*PROBLEM DESCRIPTION*. Retype every entry in its entirety, without alteration.

*DATASET*.

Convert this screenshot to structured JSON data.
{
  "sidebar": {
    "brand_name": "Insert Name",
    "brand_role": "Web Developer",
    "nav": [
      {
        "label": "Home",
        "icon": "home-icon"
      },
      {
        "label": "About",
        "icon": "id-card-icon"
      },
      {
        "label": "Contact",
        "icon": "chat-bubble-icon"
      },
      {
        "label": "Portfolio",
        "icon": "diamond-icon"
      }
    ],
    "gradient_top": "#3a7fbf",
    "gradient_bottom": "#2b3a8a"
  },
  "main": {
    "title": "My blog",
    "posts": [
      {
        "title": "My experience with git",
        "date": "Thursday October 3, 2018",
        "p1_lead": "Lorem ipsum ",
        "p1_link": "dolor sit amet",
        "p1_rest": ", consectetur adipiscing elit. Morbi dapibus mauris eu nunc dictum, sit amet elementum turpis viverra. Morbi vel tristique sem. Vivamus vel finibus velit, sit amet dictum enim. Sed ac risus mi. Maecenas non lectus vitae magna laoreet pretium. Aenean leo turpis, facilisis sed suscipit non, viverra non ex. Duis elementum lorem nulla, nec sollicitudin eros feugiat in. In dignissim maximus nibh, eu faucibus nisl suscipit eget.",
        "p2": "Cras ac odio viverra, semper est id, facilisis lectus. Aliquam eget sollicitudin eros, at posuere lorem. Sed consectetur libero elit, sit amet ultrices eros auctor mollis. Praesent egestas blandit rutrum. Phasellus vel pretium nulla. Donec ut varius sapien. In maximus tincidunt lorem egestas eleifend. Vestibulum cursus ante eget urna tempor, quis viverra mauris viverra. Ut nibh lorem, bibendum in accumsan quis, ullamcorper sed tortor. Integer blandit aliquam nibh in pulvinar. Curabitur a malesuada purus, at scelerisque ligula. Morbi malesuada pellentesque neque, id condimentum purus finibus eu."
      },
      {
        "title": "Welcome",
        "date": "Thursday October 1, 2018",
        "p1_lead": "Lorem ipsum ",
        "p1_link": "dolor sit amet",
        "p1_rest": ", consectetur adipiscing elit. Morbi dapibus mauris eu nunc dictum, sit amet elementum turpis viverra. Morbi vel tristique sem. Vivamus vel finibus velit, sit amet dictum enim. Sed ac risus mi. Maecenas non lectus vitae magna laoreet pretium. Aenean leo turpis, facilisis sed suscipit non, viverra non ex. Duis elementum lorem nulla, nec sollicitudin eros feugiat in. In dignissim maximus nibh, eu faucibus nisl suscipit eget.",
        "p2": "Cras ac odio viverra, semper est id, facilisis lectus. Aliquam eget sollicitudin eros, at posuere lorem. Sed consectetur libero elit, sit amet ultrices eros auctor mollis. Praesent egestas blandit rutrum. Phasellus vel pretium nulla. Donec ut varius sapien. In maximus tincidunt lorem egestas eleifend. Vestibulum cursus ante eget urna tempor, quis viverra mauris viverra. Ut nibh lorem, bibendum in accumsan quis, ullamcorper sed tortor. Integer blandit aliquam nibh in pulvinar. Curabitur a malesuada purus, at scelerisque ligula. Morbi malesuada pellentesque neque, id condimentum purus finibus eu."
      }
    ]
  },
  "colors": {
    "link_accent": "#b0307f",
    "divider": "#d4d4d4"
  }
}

*EXERCISE RESULT*.
Convert this screenshot to structured JSON data.
{
  "sidebar": {
    "brand_name": "Insert Name",
    "brand_role": "Web Developer",
    "nav": [
      {
        "label": "Home",
        "icon": "home-icon"
      },
      {
        "label": "About",
        "icon": "id-card-icon"
      },
      {
        "label": "Contact",
        "icon": "chat-bubble-icon"
      },
      {
        "label": "Portfolio",
        "icon": "diamond-icon"
      }
    ],
    "gradient_top": "#3a7fbf",
    "gradient_bottom": "#2b3a8a"
  },
  "main": {
    "title": "My blog",
    "posts": [
      {
        "title": "My experience with git",
        "date": "Thursday October 3, 2018",
        "p1_lead": "Lorem ipsum ",
        "p1_link": "dolor sit amet",
        "p1_rest": ", consectetur adipiscing elit. Morbi dapibus mauris eu nunc dictum, sit amet elementum turpis viverra. Morbi vel tristique sem. Vivamus vel finibus velit, sit amet dictum enim. Sed ac risus mi. Maecenas non lectus vitae magna laoreet pretium. Aenean leo turpis, facilisis sed suscipit non, viverra non ex. Duis elementum lorem nulla, nec sollicitudin eros feugiat in. In dignissim maximus nibh, eu faucibus nisl suscipit eget.",
        "p2": "Cras ac odio viverra, semper est id, facilisis lectus. Aliquam eget sollicitudin eros, at posuere lorem. Sed consectetur libero elit, sit amet ultrices eros auctor mollis. Praesent egestas blandit rutrum. Phasellus vel pretium nulla. Donec ut varius sapien. In maximus tincidunt lorem egestas eleifend. Vestibulum cursus ante eget urna tempor, quis viverra mauris viverra. Ut nibh lorem, bibendum in accumsan quis, ullamcorper sed tortor. Integer blandit aliquam nibh in pulvinar. Curabitur a malesuada purus, at scelerisque ligula. Morbi malesuada pellentesque neque, id condimentum purus finibus eu."
      },
      {
        "title": "Welcome",
        "date": "Thursday October 1, 2018",
        "p1_lead": "Lorem ipsum ",
        "p1_link": "dolor sit amet",
        "p1_rest": ", consectetur adipiscing elit. Morbi dapibus mauris eu nunc dictum, sit amet elementum turpis viverra. Morbi vel tristique sem. Vivamus vel finibus velit, sit amet dictum enim. Sed ac risus mi. Maecenas non lectus vitae magna laoreet pretium. Aenean leo turpis, facilisis sed suscipit non, viverra non ex. Duis elementum lorem nulla, nec sollicitudin eros feugiat in. In dignissim maximus nibh, eu faucibus nisl suscipit eget.",
        "p2": "Cras ac odio viverra, semper est id, facilisis lectus. Aliquam eget sollicitudin eros, at posuere lorem. Sed consectetur libero elit, sit amet ultrices eros auctor mollis. Praesent egestas blandit rutrum. Phasellus vel pretium nulla. Donec ut varius sapien. In maximus tincidunt lorem egestas eleifend. Vestibulum cursus ante eget urna tempor, quis viverra mauris viverra. Ut nibh lorem, bibendum in accumsan quis, ullamcorper sed tortor. Integer blandit aliquam nibh in pulvinar. Curabitur a malesuada purus, at scelerisque ligula. Morbi malesuada pellentesque neque, id condimentum purus finibus eu."
      }
    ]
  },
  "colors": {
    "link_accent": "#b0307f",
    "divider": "#d4d4d4"
  }
}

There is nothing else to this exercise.